The Energy Biosciences Institute has been granted its first patent since the public-private research partnership was established in 2007. U.S. Patent No. 8,431,360, titled “Methods and Compositions for Improving Sugar Transport, Mixed Sugar Fermentation and Production of Biofuels,” was granted on April 30. The EBI filed the patent application in July 2010.
According to the EBI, the newly patented discovery resulted from work completed by teams at the University of California, Berkeley and the University of Illinois at Urbana-Champaign to optimize sugar convert yields by yeast to produce ethanol. The scientists expressed the cellodextrin transports of the fungi Neurospora crassa in yeast, resulting in more efficient conversion of C5 and C6 sugars when compared to the transfer of genes into yeast to make xylose utilization possible.
Inventors include UC Berkeley faculty members N. Louise Glass and Jamie Cate, Illinois faculty members Huimin Zhao and Yong-Su Jin, BP scientist Xiaomin Yang, former Berkeley graduate students William Beeson and Jonathan Galazka, former Berkeley postdoctoral researcher Chaoguang Tian, Illinois graduate student Sijin Li, and Illinois postdoctoral researchers Jing Du, Jin Ho Choi, Suk-Jin Ha, and Soo Rin Kim.
The EBI also recently published its 2012 annual report. The organization is a 10-year program funded by BP. In addition to UC Berkeley and UL-Urbana-Champaign, the collaboration also includes researchers from the U.S. DOE’s Lawrence Berkeley National Laboratory. The report includes a comprehensive summary of the 63 programs and projects that were active last year.
According to the annual report, the EBI funded eight feedstock development programs and 10 feedstock development projects last year, along with six biomass deploymerization programs and 11 biomass deploymerization projects. Regarding biofuels production, the collaboration funded five programs and 10 projects. The EBI also funded three environmental, social and economic impact programs in 2012, along with nine projects. Finally, the organization provided funding for three fossil fuel bioprocessing programs and two projects last year.
In a press release announcing the report, the EBI’s three directors point to two research achievements in 2012 they describe as “game-changing” innovations. In the first, scientists discovered a modified yeast strain that can simultaneously use 6-carbon and 5-carbon sugars, removing one of the barriers to using a continuous rather than batch process to produce biofuels.
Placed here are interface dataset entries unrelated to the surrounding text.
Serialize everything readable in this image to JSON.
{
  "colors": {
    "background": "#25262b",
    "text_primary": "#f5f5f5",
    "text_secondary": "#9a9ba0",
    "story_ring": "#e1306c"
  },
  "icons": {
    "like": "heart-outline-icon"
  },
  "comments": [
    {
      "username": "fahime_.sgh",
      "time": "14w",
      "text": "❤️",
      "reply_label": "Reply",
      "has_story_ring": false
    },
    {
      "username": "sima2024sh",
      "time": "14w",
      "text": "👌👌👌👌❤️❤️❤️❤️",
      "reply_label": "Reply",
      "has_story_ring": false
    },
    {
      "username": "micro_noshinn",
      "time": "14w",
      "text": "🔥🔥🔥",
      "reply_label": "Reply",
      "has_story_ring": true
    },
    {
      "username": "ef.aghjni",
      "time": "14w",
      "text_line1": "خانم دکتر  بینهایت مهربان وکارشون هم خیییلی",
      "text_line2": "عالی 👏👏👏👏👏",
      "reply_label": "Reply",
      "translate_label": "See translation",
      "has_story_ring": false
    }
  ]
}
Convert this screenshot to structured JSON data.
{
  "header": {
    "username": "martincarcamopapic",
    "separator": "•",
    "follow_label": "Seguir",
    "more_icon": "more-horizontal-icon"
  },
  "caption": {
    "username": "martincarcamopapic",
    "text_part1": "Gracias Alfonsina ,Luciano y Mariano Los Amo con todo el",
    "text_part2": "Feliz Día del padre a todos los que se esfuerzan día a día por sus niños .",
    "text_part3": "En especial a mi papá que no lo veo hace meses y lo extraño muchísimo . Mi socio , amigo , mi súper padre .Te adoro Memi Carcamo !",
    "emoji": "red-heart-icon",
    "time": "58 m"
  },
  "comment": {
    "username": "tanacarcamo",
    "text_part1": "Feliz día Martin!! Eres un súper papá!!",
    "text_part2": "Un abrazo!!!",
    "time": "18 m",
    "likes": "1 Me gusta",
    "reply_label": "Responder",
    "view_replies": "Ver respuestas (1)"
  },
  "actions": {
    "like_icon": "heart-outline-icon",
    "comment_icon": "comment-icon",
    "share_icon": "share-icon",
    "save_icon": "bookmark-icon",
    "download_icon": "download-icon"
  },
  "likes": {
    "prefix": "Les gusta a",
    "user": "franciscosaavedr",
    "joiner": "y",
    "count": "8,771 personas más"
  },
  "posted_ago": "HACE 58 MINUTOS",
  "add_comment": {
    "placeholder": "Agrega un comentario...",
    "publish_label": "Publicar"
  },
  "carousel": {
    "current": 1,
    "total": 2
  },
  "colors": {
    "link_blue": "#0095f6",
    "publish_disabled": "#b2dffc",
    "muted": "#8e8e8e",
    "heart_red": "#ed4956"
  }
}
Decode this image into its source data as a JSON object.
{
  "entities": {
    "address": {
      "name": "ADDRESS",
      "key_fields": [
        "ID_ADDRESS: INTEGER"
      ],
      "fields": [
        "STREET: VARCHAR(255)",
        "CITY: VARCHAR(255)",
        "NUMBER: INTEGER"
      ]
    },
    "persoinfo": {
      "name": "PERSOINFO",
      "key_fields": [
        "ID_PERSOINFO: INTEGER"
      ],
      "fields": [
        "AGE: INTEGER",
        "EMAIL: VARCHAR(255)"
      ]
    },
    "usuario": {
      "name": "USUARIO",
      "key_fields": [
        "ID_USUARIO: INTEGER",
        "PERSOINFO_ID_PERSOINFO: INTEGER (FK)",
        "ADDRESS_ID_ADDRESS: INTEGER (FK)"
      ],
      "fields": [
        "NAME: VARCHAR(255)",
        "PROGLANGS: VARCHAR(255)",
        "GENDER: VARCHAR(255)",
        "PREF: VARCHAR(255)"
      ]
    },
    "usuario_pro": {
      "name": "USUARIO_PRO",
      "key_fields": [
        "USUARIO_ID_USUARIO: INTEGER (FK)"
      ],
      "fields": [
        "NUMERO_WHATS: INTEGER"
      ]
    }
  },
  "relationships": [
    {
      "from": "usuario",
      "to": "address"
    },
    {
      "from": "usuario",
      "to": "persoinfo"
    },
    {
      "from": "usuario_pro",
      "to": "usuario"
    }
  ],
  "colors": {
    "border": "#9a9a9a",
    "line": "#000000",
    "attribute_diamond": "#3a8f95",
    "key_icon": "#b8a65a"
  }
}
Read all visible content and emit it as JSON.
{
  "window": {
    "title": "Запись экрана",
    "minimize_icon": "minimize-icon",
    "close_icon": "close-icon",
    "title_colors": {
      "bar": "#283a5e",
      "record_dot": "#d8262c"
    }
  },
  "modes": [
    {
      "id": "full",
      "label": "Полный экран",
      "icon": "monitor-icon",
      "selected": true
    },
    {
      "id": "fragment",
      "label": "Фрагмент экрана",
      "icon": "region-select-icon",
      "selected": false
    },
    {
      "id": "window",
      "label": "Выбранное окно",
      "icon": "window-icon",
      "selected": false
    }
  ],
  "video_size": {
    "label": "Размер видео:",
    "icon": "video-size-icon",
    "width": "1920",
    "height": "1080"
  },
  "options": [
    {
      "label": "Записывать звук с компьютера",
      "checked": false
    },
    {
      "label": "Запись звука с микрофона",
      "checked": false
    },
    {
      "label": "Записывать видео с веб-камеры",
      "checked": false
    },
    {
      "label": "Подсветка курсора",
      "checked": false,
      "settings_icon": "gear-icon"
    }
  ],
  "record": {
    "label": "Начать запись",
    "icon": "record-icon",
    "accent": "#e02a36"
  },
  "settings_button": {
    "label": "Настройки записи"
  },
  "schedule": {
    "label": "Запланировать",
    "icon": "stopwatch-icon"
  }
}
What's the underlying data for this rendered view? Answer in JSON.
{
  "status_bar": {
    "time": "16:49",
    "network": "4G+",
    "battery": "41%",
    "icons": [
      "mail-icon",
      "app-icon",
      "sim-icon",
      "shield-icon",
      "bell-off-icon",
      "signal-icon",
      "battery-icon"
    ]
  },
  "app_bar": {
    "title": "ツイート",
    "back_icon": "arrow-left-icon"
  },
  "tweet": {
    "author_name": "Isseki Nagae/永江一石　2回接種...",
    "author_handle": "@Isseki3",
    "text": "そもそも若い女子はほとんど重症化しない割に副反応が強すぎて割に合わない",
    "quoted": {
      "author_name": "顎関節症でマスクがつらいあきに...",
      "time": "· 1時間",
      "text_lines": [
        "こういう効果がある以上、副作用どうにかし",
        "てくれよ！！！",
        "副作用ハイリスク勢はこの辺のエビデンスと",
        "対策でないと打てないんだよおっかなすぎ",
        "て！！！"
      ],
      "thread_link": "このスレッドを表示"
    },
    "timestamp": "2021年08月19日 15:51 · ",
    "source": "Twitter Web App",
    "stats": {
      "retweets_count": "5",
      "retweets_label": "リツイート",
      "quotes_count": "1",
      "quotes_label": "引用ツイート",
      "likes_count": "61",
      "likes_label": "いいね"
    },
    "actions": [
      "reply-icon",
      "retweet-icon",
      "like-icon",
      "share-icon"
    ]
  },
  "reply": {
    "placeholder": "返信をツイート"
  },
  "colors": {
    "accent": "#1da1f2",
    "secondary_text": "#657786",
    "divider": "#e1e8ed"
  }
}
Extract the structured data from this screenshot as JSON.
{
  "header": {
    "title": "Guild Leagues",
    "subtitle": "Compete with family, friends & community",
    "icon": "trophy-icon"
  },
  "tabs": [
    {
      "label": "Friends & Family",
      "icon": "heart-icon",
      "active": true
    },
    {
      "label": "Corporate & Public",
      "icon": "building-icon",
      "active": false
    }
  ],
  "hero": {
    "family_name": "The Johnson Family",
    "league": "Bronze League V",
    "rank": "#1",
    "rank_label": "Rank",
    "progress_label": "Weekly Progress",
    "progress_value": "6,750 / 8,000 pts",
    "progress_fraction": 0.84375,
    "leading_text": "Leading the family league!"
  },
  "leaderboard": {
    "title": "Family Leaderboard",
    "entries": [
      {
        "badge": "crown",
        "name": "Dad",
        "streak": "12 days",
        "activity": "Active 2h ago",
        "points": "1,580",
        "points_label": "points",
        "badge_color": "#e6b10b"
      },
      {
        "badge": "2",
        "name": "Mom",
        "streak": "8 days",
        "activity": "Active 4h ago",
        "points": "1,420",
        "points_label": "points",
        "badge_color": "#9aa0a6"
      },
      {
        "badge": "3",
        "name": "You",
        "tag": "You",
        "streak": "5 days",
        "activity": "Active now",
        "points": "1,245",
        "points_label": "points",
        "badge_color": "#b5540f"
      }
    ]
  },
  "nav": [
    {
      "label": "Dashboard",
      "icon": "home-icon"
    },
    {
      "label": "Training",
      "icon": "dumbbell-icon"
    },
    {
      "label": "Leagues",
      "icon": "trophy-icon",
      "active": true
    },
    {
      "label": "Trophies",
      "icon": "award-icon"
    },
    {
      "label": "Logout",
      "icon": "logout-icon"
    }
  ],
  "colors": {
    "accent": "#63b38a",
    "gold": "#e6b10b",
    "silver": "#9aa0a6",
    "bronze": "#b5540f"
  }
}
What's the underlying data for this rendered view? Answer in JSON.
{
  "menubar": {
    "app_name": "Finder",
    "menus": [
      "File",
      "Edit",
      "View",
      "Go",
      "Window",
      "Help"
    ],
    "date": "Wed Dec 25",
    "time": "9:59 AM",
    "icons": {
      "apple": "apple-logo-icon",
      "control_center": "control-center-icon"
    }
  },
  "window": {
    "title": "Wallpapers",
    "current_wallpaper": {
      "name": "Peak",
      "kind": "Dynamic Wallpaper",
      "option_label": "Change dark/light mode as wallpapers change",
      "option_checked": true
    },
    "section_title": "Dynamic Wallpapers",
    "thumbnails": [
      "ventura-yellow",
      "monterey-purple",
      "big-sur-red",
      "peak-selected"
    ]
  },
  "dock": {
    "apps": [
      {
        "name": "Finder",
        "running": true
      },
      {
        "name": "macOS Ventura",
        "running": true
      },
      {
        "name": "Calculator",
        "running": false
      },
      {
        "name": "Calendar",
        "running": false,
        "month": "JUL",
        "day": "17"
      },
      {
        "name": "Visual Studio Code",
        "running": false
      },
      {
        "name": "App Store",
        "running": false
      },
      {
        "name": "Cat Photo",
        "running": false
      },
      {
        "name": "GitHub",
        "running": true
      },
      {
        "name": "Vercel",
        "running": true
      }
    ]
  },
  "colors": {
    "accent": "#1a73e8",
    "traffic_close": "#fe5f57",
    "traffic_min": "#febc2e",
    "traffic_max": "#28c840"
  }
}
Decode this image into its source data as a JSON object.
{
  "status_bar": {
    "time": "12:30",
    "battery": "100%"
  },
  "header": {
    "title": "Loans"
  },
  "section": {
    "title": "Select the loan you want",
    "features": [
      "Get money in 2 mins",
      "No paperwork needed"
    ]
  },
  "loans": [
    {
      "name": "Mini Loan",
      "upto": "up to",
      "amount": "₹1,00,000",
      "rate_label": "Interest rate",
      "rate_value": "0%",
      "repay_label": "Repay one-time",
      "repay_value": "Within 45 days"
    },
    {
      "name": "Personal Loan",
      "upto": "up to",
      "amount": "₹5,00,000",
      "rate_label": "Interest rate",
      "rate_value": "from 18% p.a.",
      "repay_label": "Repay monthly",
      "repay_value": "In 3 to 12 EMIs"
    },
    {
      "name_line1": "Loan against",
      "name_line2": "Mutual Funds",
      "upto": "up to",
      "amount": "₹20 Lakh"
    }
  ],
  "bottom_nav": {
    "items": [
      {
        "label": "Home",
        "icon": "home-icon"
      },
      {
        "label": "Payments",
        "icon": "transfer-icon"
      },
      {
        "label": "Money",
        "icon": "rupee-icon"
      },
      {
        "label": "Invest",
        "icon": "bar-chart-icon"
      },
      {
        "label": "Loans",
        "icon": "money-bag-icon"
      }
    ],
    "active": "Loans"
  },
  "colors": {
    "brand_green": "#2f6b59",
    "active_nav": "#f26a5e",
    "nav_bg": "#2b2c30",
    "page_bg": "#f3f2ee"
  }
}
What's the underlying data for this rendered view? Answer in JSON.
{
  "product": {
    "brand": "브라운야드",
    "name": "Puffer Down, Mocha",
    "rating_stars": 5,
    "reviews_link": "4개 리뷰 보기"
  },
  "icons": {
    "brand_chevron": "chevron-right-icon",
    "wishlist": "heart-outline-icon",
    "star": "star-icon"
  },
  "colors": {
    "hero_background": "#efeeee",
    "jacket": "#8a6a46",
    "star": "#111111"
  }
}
And in the second, researchers found a catalyst and a system for condensing the products of bacterial fermentation into diesel-like molecules.
A full copy of the annual report can be downloaded from the EBI website.